## Work request:
Pull every line of the entries that has the word "this".

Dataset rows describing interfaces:
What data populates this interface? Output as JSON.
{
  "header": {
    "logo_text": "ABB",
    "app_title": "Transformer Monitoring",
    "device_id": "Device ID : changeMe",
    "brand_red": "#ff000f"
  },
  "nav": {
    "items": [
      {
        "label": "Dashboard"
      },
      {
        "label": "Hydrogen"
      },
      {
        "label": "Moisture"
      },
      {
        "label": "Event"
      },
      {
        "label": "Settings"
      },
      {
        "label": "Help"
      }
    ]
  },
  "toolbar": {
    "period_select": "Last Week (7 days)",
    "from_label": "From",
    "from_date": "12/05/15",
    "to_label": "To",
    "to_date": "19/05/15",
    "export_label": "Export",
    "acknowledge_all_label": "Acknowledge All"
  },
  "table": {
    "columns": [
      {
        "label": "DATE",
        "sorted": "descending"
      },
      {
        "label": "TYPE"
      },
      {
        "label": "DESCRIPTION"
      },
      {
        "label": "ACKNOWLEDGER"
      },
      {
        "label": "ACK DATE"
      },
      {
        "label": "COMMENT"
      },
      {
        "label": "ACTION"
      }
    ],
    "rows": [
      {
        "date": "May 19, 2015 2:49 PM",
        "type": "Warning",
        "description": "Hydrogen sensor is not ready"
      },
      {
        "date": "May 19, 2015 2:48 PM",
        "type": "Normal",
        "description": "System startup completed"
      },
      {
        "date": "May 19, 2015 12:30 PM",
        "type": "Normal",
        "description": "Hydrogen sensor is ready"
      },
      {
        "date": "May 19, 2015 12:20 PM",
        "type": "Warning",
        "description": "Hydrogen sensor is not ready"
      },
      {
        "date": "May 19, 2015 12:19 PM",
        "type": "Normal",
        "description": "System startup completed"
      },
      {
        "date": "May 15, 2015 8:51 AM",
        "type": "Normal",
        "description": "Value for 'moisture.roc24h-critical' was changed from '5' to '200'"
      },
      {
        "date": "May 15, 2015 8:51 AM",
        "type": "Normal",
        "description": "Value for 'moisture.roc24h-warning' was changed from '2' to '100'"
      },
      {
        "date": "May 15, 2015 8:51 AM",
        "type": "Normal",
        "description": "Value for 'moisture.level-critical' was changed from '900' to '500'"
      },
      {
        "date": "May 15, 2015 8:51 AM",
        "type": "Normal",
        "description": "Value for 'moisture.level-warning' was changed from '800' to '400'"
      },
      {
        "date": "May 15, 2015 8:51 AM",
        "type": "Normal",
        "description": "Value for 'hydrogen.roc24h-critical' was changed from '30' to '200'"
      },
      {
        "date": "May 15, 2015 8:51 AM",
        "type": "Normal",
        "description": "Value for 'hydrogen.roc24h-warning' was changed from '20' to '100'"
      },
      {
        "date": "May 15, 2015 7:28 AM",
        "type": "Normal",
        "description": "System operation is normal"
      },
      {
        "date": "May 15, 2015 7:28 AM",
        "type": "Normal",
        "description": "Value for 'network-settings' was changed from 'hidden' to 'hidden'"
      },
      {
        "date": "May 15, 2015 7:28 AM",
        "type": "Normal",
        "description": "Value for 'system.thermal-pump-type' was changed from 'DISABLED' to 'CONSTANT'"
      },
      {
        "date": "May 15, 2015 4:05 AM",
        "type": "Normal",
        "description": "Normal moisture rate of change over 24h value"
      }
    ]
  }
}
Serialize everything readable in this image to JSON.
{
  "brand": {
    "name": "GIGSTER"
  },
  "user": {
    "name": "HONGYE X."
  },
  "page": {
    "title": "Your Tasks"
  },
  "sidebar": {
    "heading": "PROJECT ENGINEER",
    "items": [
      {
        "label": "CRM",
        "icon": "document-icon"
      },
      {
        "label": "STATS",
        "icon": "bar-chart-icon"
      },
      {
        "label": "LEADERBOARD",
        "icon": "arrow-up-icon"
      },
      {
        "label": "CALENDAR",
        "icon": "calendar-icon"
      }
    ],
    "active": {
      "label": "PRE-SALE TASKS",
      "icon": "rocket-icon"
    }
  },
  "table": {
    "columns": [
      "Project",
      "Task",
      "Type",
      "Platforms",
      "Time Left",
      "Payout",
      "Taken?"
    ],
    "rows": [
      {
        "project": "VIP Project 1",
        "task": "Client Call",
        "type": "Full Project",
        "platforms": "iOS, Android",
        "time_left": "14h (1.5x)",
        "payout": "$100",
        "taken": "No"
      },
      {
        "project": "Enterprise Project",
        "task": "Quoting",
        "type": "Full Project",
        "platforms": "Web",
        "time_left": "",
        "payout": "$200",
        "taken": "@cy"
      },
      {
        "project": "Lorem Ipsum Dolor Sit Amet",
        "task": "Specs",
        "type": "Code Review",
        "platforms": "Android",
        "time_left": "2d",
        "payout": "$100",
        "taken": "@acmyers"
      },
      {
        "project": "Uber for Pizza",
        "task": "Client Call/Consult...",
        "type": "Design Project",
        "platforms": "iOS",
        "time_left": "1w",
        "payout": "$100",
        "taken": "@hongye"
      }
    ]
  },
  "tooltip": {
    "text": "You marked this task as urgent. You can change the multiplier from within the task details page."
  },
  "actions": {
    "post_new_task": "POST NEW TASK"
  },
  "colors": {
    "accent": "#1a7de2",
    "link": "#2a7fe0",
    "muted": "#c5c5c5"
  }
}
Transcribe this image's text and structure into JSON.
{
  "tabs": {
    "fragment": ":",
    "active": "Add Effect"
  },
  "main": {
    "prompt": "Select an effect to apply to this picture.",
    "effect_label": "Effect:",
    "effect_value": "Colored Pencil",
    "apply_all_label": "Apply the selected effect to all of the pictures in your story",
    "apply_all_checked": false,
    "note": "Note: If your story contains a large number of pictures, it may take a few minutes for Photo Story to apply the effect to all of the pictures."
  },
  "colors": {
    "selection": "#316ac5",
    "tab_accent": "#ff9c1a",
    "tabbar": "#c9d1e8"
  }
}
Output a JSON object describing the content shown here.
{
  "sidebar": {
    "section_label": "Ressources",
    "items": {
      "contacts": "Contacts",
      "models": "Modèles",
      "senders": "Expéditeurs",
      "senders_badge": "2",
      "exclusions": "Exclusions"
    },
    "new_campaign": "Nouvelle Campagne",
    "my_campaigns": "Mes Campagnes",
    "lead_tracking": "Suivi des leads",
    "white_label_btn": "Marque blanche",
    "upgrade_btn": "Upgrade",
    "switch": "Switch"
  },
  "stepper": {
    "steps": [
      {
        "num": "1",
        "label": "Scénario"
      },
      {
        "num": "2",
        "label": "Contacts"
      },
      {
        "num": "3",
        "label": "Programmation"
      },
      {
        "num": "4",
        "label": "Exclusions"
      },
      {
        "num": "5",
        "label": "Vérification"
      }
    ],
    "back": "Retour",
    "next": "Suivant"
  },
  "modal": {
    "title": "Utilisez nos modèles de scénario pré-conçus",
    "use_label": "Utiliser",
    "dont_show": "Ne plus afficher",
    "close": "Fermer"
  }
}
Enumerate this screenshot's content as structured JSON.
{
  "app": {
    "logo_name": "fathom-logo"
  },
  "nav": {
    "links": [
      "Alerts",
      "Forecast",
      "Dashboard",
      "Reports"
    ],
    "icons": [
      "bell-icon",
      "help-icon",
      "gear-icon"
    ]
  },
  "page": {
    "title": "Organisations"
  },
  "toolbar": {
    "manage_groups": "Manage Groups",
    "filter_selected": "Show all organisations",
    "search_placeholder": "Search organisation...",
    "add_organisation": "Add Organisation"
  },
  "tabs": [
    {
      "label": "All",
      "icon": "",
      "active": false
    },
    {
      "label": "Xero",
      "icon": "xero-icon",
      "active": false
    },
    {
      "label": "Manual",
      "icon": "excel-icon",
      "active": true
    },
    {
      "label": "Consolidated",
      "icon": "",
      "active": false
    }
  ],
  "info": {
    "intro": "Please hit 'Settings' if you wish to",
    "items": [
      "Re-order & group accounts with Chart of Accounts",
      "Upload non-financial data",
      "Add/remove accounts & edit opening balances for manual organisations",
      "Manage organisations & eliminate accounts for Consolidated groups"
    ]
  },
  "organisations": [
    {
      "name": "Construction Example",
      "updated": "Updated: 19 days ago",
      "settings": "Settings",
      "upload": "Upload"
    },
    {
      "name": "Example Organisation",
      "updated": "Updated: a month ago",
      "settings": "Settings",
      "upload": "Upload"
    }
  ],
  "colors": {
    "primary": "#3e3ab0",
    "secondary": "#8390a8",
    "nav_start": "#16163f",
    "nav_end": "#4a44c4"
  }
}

## Solution to the problem:
What data populates this interface? Output as JSON.
Serialize everything readable in this image to JSON.
    "text": "You marked this task as urgent. You can change the multiplier from within the task details page."
Transcribe this image's text and structure into JSON.
    "prompt": "Select an effect to apply to this picture.",
Enumerate this screenshot's content as structured JSON.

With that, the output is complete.